Not All Cabling Is Created Equal
An investment in the network cabling infrastructure will reduce down time and improve data throughput efficiency.
May 1, 2009
Print this page
I am frequently asked about what category of cabling is recommended for new cabling installations. Is Category 5e sufficient or should I install Category 6 or Category 6A cabling? Furthermore, not all category cabling are created equal.
There are different cable and connector designs on the market that provide additional performance margins beyond the minimum requirements of the standard. What are the parameters that are really important to support your network? For this month’s column I will examine the key criteria for making an informed decision about network cabling.
As a prerequisite, the first point is that Category 6A and Category 6 cabling is fully backwards compatible for all applications that specify a minimum of Category 5e or Category 5 performance. The essential elements are the same — same pin outs, same color code, same nominal impedance of 100 Ohms; it’s all the same except for the performance. Higher category cabling provides better transmission performance, better noise immunity and less variance between components.
What are the major differences between Category 6A, Category 6 and Category 5e? From a network application perspective, the key difference is a higher Signal-to-Noise Ratio (SNR), which translates into fewer bit errors and higher data throughput. A white paper by Anixter together with Intel demonstrates the performance gains of Category 6 cabling compared with Category 5e for the Gigabit Ethernet application.
In it, the number of frame errors in a million frames transmitted is used as a measure of performance. The difference in data throughput efficiency can be quite dramatic under certain worst case conditions. Ideally, the number of frame errors should be close to zero. In order to achieve this requires better SNR margin.
Category 6 cabling provides about 12 dB (400%) improvement in SNR compared to Category 5e over the bandwidth employed for Gigabit Ethernet from 1 MHz to 100 MHz. In addition, Category 6A and Category 6 components are much better matched in Impedance compared to Category 5e. For example, the worst-case Return Loss for connecting hardware at 100 MHz is 28 dB for Category 6A (+/-4 Ohms), 24 dB for Category 6 (+/-6 Ohms) and 20 dB for Category 5e (+/-10 Ohms).
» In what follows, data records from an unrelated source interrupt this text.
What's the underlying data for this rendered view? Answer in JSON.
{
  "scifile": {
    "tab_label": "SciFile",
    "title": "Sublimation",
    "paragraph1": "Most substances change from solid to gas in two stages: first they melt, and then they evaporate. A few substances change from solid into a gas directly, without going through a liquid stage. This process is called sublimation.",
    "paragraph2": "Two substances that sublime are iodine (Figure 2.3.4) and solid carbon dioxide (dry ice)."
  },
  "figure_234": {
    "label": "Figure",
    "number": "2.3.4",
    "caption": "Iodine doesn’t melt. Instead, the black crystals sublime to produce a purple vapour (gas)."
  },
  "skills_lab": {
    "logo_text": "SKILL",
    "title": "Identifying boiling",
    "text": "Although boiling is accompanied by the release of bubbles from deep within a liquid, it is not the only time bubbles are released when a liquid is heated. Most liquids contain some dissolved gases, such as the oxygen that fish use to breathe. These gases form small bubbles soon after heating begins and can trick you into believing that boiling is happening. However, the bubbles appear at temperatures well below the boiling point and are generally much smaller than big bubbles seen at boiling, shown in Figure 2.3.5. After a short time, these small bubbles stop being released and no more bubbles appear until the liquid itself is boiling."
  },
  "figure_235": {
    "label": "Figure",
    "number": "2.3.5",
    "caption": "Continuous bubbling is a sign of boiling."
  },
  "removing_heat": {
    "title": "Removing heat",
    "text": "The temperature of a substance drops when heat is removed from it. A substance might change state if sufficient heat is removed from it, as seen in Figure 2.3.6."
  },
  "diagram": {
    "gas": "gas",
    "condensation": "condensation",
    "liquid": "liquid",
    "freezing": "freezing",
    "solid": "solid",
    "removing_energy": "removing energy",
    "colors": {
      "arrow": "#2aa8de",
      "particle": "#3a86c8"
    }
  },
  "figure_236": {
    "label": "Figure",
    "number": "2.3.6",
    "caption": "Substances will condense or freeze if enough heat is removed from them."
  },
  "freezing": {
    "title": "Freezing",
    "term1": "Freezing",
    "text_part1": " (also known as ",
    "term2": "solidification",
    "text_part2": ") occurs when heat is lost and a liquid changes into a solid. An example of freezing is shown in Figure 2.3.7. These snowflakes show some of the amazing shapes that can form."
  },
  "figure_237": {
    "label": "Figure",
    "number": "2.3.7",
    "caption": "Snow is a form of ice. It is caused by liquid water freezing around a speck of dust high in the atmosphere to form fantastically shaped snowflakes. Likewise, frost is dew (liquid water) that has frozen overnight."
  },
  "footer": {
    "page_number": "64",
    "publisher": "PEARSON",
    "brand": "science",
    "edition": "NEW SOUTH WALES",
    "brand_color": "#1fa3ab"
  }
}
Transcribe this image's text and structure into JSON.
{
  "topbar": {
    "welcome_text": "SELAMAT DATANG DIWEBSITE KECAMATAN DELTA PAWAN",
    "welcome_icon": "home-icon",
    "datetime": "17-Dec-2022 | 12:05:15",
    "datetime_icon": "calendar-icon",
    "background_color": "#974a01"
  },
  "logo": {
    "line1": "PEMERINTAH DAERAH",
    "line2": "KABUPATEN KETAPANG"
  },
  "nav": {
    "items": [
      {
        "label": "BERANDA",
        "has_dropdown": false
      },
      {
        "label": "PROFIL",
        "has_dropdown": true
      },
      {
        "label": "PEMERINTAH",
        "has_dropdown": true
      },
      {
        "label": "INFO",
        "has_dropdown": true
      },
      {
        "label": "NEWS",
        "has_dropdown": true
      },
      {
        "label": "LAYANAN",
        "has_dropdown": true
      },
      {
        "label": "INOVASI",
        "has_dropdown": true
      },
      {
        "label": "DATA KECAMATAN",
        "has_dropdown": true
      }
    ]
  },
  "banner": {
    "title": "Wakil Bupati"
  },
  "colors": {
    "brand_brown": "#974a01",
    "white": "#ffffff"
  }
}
Certain applications are less tolerant to frame errors than others. In particular, real time applications such as IP telephony or IP video cannot tolerate frame errors without a noticeable degradation in speech and picture quality.
For data transmission using TCP/IP protocol the effect of frame errors is a slow down in communications caused by retransmission of the corrupted frames. This slowdown in communications is not always noticeable unless the frame error rate exceeds 1%.
Signal-to-Noise Ratio is derived from the measured transmission parameters for a channel as shown in the table above for different noise sources. It provides some interesting insights into the practical realization of a higher SNR. Some sources of self generated noise in a channel can be cancelled out at the transceiver using digital signal processing techniques, e. g., Near End Crosstalk (NEXT), Far End Crosstalk (FEXT) and echoes caused by impedance mismatch between components.
Other sources of noise such as alien crosstalk are not readily cancelable. For all SNR calculations, a lower Insertion Loss improves the SNR by a corresponding amount. For example, a 3 dB lower Insertion Loss represents a 100 % improvement in SNR whatever the noise source.
Another important reason to consider installing Category 6 or Category 6A cabling is higher noise immunity from noise sources in the environment such as radio frequency interference and power line transients. A study conducted by TIA TR 42.3 subcommittee on the effect of power line transients on the operation of 1000BASE-T Ethernet (see Annex C of TIA 569-B standard) showed that the noise reduction factor for Category 6 cabling is one half compared to Category 5e.
In conclusion, the network cabling is the foundation of the network. The lifetime of the cabling is expected to be a minimum of 10 years. The installed cabling needs to provide reliable, error-free transmission under worst case environmental conditions for the most demanding applications.
An investment in the network cabling infrastructure will pay dividends in reducing network down time and in improving data throughput efficiency and the quality of service.